Separating yourself from the situation for awhile will allow you to calm down and think more rationally about how you want to approach it.
This also could include getting out of the house and doing things together. A lot of times when roommates are having issues, it’s because they haven’t taken the time to get to know each other.
Spend some time engaging in each other’s favorite activities and see if you can form a friendship. People are more likely to treat their friends well, so you may find that bonding with your roommate helps alleviate their toxic behaviors.
9. Don’t Take On More Work
If the issue between you and your roommate is that they aren’t pulling their weight with chores, resist the urge to take on their share of the duties. Doing their chores for them will only help reinforce their bad behaviors.
I had a roommate in college who would leave her dishes in the sink for WEEKS! My other roommate wanted to keep the peace so she would sometimes wash the dishes for her.
This made the problem worse because roommate one started thinking that she never had to do her own dishes. At one point, roommate one said she wasn’t doing her dishes because she thought that roommate two liked cleaning so she left them for her.
Instead, just be consistent with your chores and continue to lead by example. Hopefully, your roommate will get the hint eventually.
10. Move Out
If all else fails, you always have the option to remove yourself from the situation.
I know, I know, your lease has 10 more months on it and you can’t afford to break it. But seriously, your mental and physical health is way more important than a lease.
If you need to move out, there are options. Talk to your landlord about either ending your lease early or finding someone to sublease your place. A sublease is basically when you transfer your portion of the lease to somebody else.

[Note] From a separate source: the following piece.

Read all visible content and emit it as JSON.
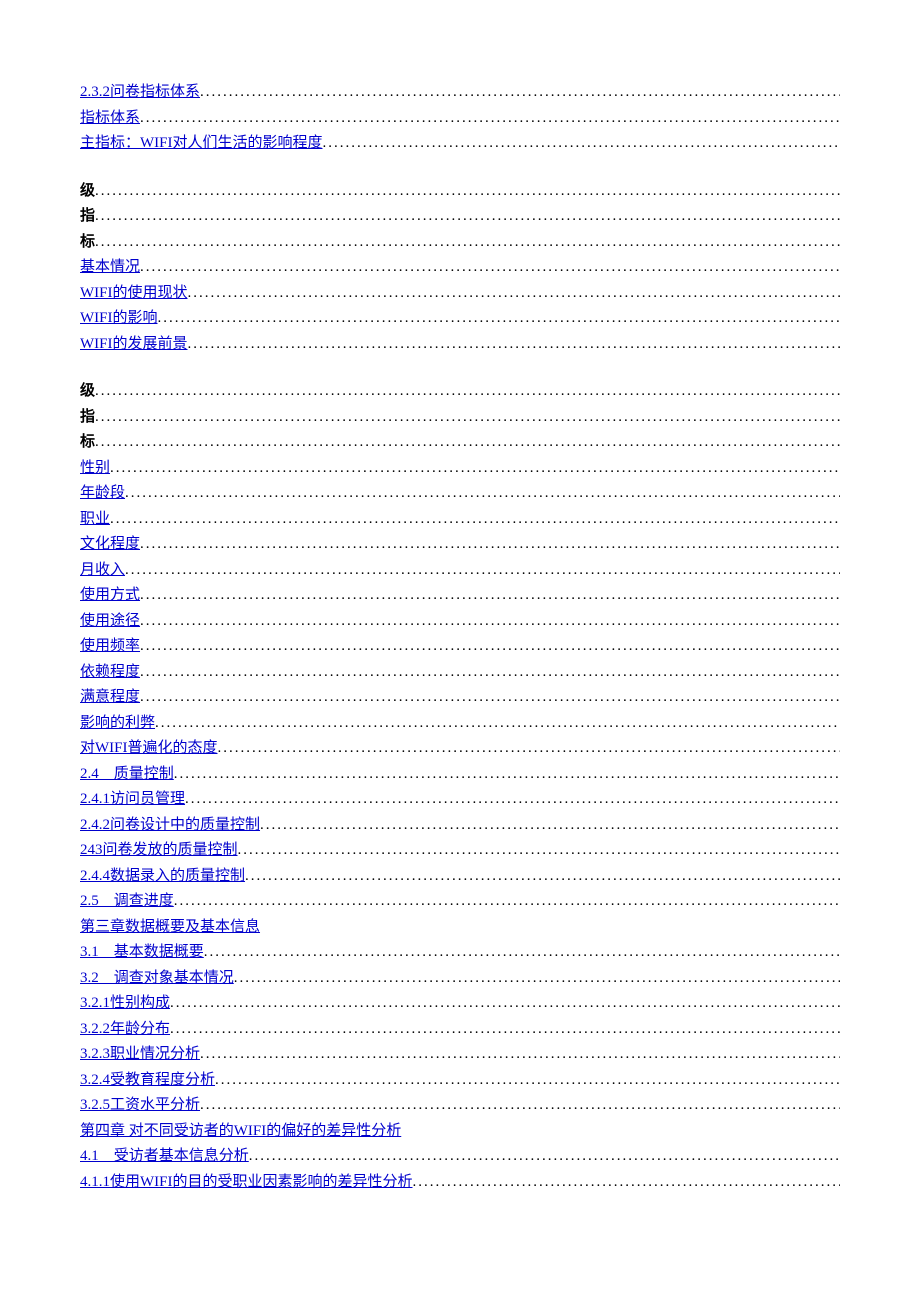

There are also ways to have your roommate evicted, but it can be a complicated and expensive process. You may even end up needing to go to court. Check out this article if you need more information about this option.
This post was all about how to deal with a toxic roommate.
You may also like: